**** Study material
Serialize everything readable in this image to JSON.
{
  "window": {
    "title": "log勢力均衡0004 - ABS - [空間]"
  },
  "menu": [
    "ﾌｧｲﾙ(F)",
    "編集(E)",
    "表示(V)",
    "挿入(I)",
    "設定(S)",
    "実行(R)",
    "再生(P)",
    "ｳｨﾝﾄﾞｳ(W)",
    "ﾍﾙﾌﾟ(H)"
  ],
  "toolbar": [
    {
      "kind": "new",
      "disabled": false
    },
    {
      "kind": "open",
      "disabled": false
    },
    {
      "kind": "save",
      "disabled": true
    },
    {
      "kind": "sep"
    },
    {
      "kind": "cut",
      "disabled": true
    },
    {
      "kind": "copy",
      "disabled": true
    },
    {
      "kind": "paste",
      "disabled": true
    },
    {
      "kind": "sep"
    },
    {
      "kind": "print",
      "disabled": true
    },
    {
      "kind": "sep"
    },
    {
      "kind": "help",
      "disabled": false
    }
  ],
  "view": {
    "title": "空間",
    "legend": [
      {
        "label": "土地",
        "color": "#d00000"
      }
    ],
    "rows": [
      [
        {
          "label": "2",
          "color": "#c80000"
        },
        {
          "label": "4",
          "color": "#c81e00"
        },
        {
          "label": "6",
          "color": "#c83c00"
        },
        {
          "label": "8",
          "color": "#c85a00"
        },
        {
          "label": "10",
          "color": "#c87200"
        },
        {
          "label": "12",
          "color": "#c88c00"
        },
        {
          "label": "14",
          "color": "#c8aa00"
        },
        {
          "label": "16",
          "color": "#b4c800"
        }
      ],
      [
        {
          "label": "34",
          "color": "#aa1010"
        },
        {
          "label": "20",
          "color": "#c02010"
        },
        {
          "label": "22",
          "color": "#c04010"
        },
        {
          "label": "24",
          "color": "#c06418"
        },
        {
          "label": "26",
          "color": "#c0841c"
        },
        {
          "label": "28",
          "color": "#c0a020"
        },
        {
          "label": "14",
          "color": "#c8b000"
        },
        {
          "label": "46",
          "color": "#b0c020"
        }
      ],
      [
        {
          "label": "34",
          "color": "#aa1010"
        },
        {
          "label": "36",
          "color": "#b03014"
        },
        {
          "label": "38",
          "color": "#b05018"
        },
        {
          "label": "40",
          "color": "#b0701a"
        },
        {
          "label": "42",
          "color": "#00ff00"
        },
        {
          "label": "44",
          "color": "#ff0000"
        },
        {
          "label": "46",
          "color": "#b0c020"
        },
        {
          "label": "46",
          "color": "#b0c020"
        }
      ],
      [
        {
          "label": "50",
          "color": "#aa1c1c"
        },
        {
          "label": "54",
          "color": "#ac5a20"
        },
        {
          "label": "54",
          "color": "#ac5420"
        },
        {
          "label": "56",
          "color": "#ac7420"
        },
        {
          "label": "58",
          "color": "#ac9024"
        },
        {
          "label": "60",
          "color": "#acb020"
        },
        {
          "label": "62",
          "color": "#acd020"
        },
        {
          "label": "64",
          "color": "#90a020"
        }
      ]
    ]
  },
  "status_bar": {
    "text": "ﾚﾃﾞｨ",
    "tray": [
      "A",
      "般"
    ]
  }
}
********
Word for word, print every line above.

◆ **Your solution**:
Serialize everything readable in this image to JSON.
{
  "window": {
    "title": "log勢力均衡0004 - ABS - [空間]"
  },
  "menu": [
    "ﾌｧｲﾙ(F)",
    "編集(E)",
    "表示(V)",
    "挿入(I)",
    "設定(S)",
    "実行(R)",
    "再生(P)",
    "ｳｨﾝﾄﾞｳ(W)",
    "ﾍﾙﾌﾟ(H)"
  ],
  "toolbar": [
    {
      "kind": "new",
      "disabled": false
    },
    {
      "kind": "open",
      "disabled": false
    },
    {
      "kind": "save",
      "disabled": true
    },
    {
      "kind": "sep"
    },
    {
      "kind": "cut",
      "disabled": true
    },
    {
      "kind": "copy",
      "disabled": true
    },
    {
      "kind": "paste",
      "disabled": true
    },
    {
      "kind": "sep"
    },
    {
      "kind": "print",
      "disabled": true
    },
    {
      "kind": "sep"
    },
    {
      "kind": "help",
      "disabled": false
    }
  ],
  "view": {
    "title": "空間",
    "legend": [
      {
        "label": "土地",
        "color": "#d00000"
      }
    ],
    "rows": [
      [
        {
          "label": "2",
          "color": "#c80000"
        },
        {
          "label": "4",
          "color": "#c81e00"
        },
        {
          "label": "6",
          "color": "#c83c00"
        },
        {
          "label": "8",
          "color": "#c85a00"
        },
        {
          "label": "10",
          "color": "#c87200"
        },
        {
          "label": "12",
          "color": "#c88c00"
        },
        {
          "label": "14",
          "color": "#c8aa00"
        },
        {
          "label": "16",
          "color": "#b4c800"
        }
      ],
      [
        {
          "label": "34",
          "color": "#aa1010"
        },
        {
          "label": "20",
          "color": "#c02010"
        },
        {
          "label": "22",
          "color": "#c04010"
        },
        {
          "label": "24",
          "color": "#c06418"
        },
        {
          "label": "26",
          "color": "#c0841c"
        },
        {
          "label": "28",
          "color": "#c0a020"
        },
        {
          "label": "14",
          "color": "#c8b000"
        },
        {
          "label": "46",
          "color": "#b0c020"
        }
      ],
      [
        {
          "label": "34",
          "color": "#aa1010"
        },
        {
          "label": "36",
          "color": "#b03014"
        },
        {
          "label": "38",
          "color": "#b05018"
        },
        {
          "label": "40",
          "color": "#b0701a"
        },
        {
          "label": "42",
          "color": "#00ff00"
        },
        {
          "label": "44",
          "color": "#ff0000"
        },
        {
          "label": "46",
          "color": "#b0c020"
        },
        {
          "label": "46",
          "color": "#b0c020"
        }
      ],
      [
        {
          "label": "50",
          "color": "#aa1c1c"
        },
        {
          "label": "54",
          "color": "#ac5a20"
        },
        {
          "label": "54",
          "color": "#ac5420"
        },
        {
          "label": "56",
          "color": "#ac7420"
        },
        {
          "label": "58",
          "color": "#ac9024"
        },
        {
          "label": "60",
          "color": "#acb020"
        },
        {
          "label": "62",
          "color": "#acd020"
        },
        {
          "label": "64",
          "color": "#90a020"
        }
      ]
    ]
  },
  "status_bar": {
    "text": "ﾚﾃﾞｨ",
    "tray": [
      "A",
      "般"
    ]
  }
}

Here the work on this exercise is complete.